▸ What you have to do
From the data below, copy each line that includes the word "this".

Items from a dataset:
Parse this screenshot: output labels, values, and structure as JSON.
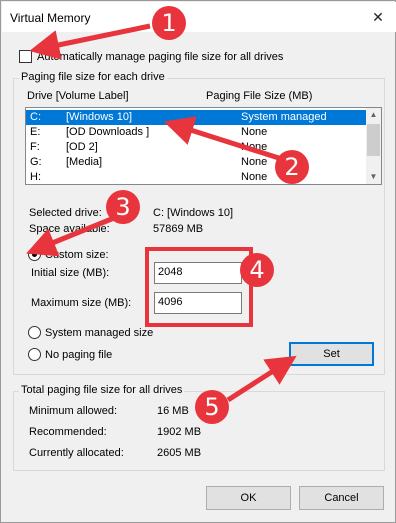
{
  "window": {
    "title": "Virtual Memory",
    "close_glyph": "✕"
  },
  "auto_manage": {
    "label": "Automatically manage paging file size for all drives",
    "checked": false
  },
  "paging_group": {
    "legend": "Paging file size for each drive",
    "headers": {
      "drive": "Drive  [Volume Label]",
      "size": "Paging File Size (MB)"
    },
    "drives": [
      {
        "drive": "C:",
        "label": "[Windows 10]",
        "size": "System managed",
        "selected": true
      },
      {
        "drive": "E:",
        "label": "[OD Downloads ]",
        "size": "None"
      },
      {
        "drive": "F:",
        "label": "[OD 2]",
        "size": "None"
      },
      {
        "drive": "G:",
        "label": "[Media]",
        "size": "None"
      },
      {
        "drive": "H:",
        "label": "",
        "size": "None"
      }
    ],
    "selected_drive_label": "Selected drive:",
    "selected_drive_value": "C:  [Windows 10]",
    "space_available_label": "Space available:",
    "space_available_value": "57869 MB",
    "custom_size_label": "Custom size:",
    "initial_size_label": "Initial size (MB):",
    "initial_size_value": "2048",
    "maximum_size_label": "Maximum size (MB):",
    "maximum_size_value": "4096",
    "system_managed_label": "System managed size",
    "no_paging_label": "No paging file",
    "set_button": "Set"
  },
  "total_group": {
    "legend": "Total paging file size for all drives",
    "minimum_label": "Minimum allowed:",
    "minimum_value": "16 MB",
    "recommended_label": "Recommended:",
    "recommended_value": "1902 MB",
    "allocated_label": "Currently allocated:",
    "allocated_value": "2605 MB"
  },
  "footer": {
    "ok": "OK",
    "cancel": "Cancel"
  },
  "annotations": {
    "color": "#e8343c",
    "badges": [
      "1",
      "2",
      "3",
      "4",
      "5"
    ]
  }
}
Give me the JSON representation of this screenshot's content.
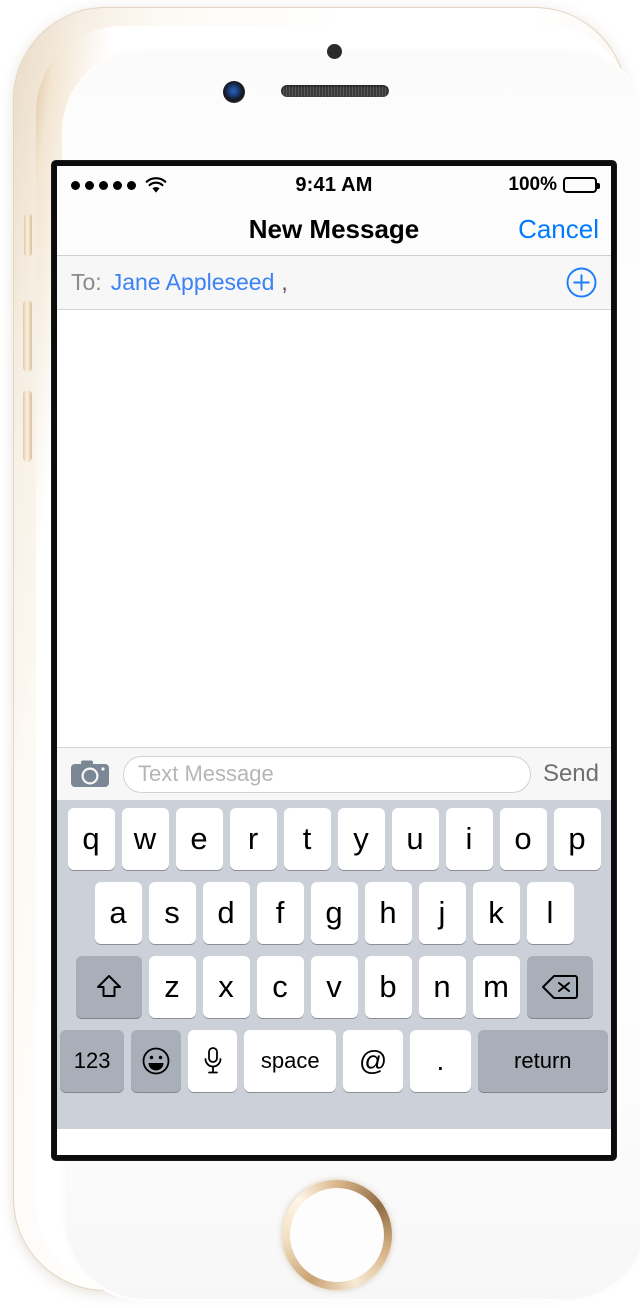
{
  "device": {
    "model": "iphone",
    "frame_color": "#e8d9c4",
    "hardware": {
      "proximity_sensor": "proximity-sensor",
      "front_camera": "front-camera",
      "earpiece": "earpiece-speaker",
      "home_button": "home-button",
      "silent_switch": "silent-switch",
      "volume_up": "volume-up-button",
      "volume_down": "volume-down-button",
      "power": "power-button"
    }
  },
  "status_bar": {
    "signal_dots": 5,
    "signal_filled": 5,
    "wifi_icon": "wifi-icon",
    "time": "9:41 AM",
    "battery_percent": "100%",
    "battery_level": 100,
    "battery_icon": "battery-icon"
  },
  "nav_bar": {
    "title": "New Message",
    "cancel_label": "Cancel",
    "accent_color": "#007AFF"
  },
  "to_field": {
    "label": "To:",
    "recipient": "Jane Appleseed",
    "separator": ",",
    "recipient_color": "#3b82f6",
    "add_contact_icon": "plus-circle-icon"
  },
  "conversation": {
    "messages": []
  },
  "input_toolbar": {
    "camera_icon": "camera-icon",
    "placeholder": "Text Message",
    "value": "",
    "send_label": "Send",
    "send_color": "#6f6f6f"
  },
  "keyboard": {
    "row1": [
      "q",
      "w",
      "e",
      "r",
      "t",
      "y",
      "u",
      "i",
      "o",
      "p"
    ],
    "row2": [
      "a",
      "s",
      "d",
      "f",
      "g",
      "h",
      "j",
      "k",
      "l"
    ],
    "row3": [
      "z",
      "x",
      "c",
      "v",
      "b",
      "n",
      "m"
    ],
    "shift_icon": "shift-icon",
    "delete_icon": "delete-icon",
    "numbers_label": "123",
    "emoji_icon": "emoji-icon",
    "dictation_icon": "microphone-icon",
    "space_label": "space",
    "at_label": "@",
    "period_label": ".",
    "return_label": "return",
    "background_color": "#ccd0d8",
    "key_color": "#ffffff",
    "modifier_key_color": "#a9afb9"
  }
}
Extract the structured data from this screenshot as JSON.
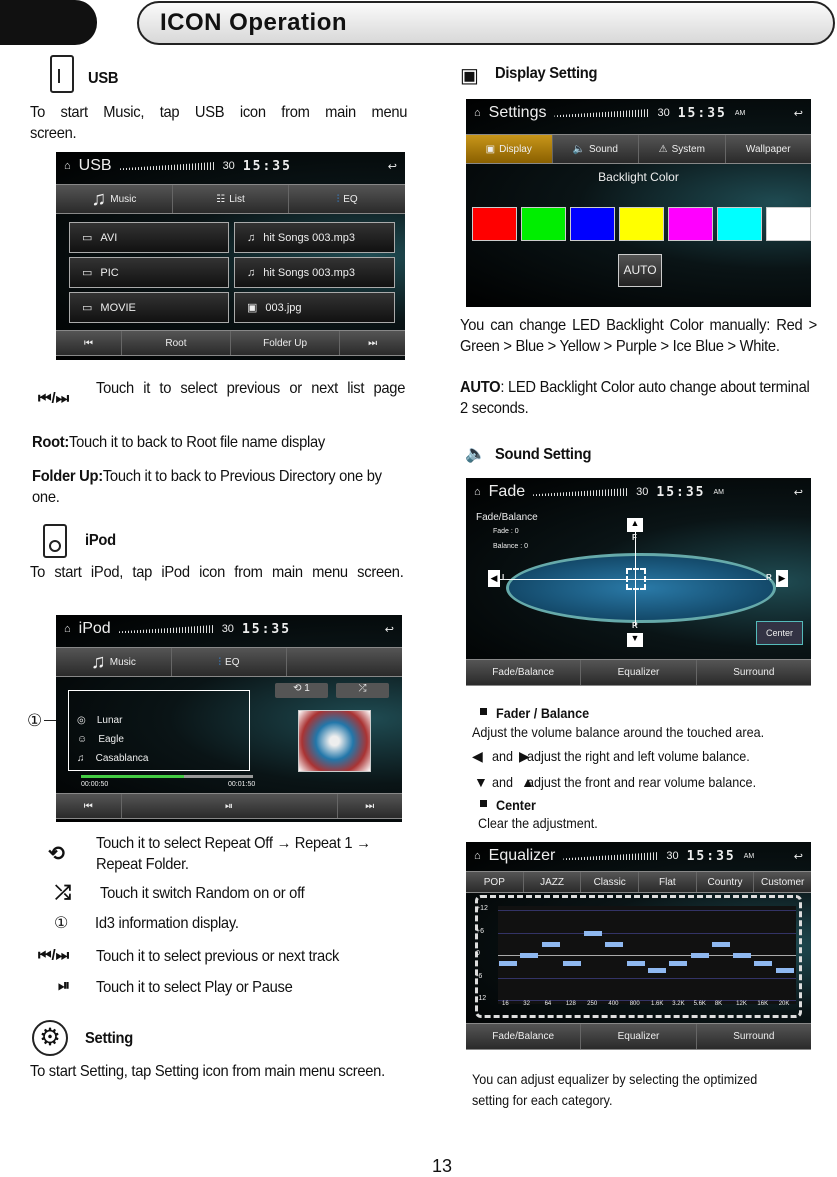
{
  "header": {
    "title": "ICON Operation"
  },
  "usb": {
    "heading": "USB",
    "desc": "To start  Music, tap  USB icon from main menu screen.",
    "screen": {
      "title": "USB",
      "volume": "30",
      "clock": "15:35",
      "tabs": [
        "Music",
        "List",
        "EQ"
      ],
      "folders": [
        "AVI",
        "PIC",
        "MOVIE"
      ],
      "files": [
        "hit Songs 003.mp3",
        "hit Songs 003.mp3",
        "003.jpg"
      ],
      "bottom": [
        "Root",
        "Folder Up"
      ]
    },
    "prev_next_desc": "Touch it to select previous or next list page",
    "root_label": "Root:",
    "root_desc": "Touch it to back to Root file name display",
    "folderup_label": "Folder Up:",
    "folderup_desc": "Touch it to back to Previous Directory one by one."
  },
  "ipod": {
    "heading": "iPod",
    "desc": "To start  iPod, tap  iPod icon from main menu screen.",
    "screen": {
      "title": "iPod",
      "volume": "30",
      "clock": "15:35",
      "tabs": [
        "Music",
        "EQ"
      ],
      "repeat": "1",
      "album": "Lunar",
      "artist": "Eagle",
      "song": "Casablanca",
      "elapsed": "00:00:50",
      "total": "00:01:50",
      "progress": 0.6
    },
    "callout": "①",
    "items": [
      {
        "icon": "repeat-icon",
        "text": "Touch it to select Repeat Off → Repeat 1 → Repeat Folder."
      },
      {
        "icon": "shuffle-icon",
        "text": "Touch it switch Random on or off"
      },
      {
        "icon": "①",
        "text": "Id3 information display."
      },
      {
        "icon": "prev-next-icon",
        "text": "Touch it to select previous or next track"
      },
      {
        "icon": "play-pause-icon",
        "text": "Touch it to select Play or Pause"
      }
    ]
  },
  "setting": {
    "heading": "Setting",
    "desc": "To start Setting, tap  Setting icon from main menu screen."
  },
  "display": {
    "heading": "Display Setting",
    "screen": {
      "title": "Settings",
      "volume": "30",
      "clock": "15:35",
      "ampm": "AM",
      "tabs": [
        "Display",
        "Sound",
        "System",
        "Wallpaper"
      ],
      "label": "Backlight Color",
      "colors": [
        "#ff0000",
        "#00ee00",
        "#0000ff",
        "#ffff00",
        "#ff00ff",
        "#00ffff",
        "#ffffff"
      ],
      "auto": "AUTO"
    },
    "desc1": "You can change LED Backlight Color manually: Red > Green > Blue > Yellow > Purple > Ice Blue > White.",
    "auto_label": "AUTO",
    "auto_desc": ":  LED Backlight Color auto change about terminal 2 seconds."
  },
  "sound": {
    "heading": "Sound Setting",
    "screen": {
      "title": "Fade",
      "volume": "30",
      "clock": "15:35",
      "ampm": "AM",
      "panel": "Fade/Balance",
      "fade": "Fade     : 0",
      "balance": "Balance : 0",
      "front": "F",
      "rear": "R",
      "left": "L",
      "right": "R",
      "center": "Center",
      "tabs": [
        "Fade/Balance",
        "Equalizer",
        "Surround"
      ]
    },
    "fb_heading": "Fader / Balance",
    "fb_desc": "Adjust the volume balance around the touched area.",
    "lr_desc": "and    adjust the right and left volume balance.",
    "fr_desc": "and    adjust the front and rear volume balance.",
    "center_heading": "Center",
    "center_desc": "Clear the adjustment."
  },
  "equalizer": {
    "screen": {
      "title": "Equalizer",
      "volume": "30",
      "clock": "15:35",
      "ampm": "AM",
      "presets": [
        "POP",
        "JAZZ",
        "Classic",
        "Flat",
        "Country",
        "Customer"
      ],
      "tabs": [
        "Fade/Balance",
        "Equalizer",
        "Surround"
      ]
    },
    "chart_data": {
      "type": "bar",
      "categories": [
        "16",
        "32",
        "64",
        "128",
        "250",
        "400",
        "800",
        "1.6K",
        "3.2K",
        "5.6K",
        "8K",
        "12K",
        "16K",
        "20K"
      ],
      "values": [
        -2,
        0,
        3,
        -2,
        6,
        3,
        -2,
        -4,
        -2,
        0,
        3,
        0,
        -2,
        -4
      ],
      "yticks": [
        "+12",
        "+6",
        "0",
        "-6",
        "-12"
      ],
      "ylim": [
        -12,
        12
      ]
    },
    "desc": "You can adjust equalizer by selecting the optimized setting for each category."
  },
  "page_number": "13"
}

▸ Response area
Parse this screenshot: output labels, values, and structure as JSON.
Give me the JSON representation of this screenshot's content.
Extract the structured data from this screenshot as JSON.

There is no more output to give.